What is the concept of impairment of long-lived assets in accounting?

by josie_rohan , in category: Taxation and Accounting , 9 months ago

What is the concept of impairment of long-lived assets in accounting?

Facebook Twitter LinkedIn Telegram Whatsapp

1 answer

Member

by olen , 9 months ago

@josie_rohan 

Impairment of long-lived assets refers to the reduction in the value of an asset when its carrying amount exceeds its recoverable amount. In accounting, long-lived assets, also called non-current assets, include property, plant, and equipment, intangible assets, and goodwill.
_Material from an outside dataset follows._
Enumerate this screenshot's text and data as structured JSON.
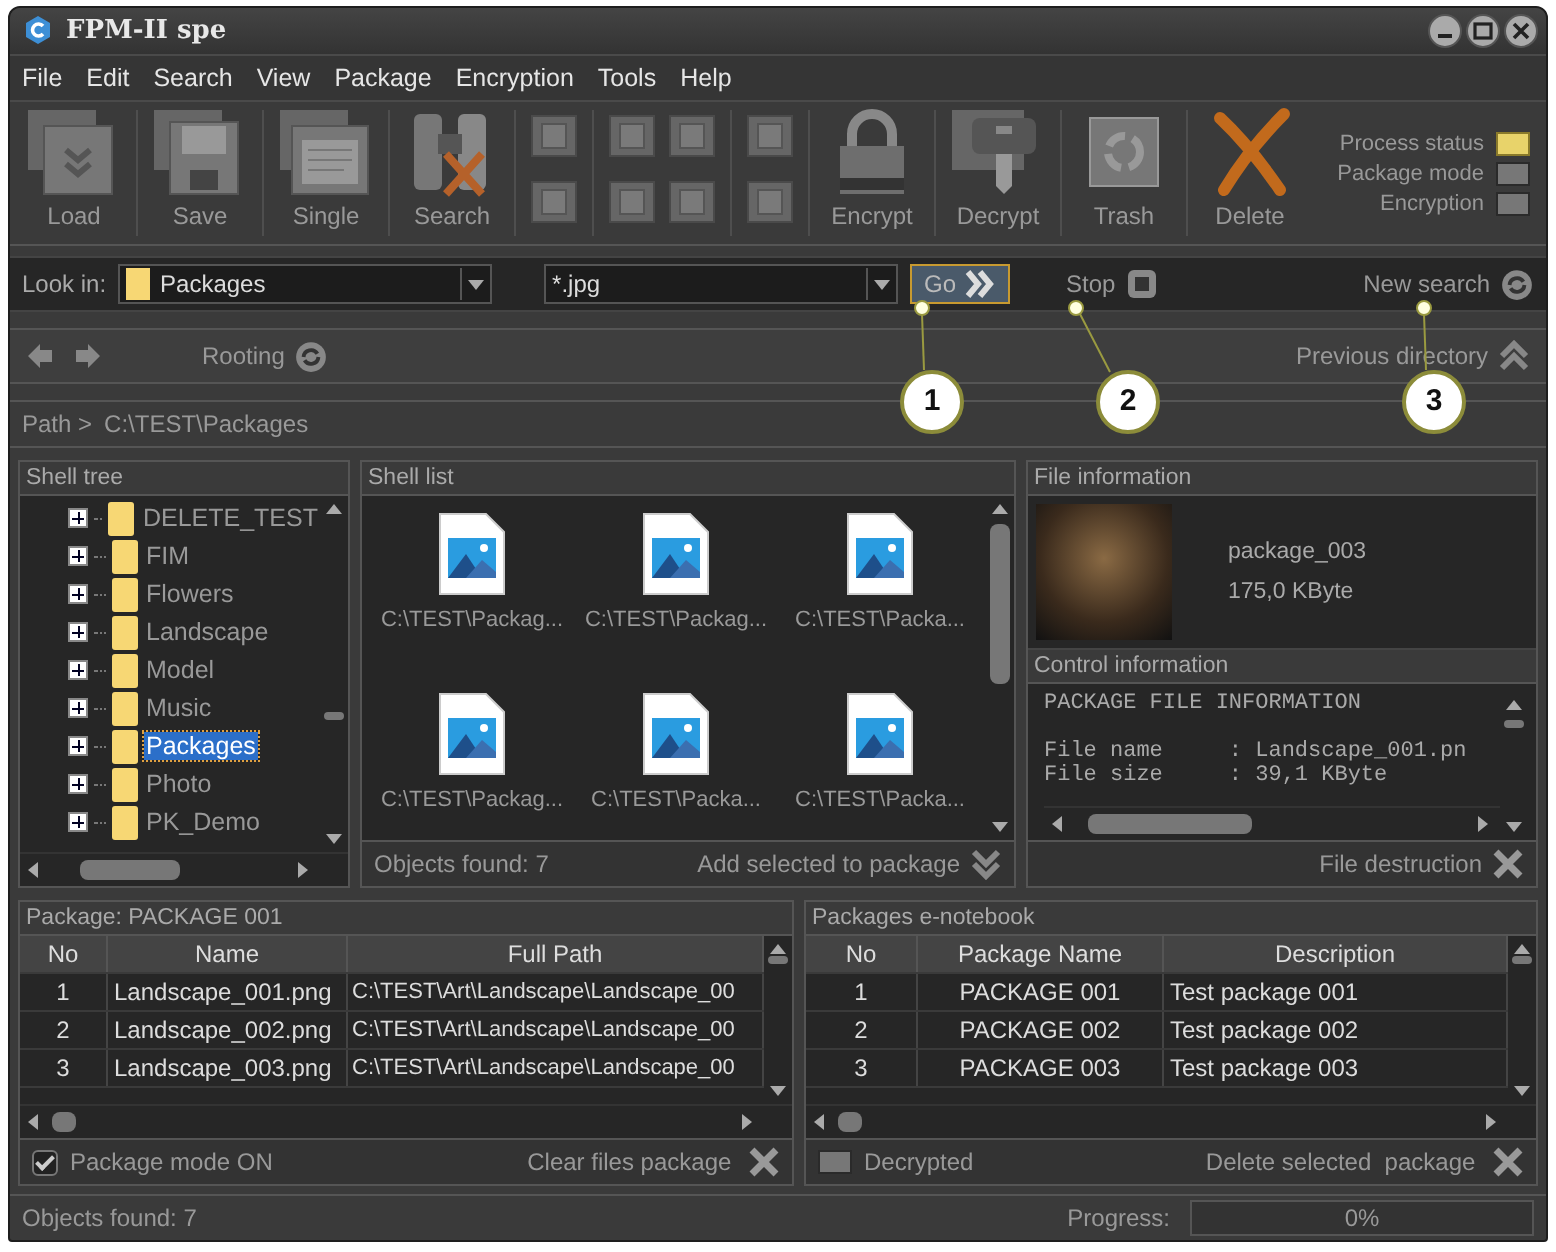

The concept of impairment recognizes that long-lived assets may not generate the expected future cash flows due to various factors such as technological changes, changes in market conditions, legal changes, or poor asset performance. When the carrying value of an asset is no longer recoverable or cannot be justified, impairment needs to be recognized in the financial statements.


To test for impairment, an entity compares the carrying amount of the asset with its recoverable amount. The recoverable amount is the higher of an asset's fair value less costs of disposal (market value) and its value in use (the present value of expected future cash flows generated by the asset). If the carrying amount is higher than the recoverable amount, an impairment loss is recognized.
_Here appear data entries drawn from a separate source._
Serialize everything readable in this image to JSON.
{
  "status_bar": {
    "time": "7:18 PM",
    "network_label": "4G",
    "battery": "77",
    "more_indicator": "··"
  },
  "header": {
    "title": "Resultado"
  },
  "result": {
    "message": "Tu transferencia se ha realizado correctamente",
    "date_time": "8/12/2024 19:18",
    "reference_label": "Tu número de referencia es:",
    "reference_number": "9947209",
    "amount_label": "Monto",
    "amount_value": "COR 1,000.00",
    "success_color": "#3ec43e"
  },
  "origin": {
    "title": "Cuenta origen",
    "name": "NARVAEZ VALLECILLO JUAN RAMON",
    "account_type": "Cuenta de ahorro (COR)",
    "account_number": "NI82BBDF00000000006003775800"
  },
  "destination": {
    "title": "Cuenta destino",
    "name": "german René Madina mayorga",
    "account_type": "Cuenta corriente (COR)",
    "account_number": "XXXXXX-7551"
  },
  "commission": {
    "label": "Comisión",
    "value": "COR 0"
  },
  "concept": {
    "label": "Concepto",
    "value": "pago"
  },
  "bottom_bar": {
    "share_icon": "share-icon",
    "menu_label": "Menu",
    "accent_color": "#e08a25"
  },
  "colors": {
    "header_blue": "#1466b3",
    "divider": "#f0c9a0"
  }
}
Once impairment is recognized, the carrying amount of the asset is reduced to its recoverable amount, and the impairment loss is recognized as an expense in the income statement. This reduces the asset's value on the balance sheet and can have a negative impact on the entity's profitability, financial ratios, and overall financial position.


Impairment testing is typically done annually, but if any events or changes in circumstances indicate a potential impairment, testing should be performed more frequently. Regular impairment assessments ensure that the values of long-lived assets are fairly stated and reflect their current economic value.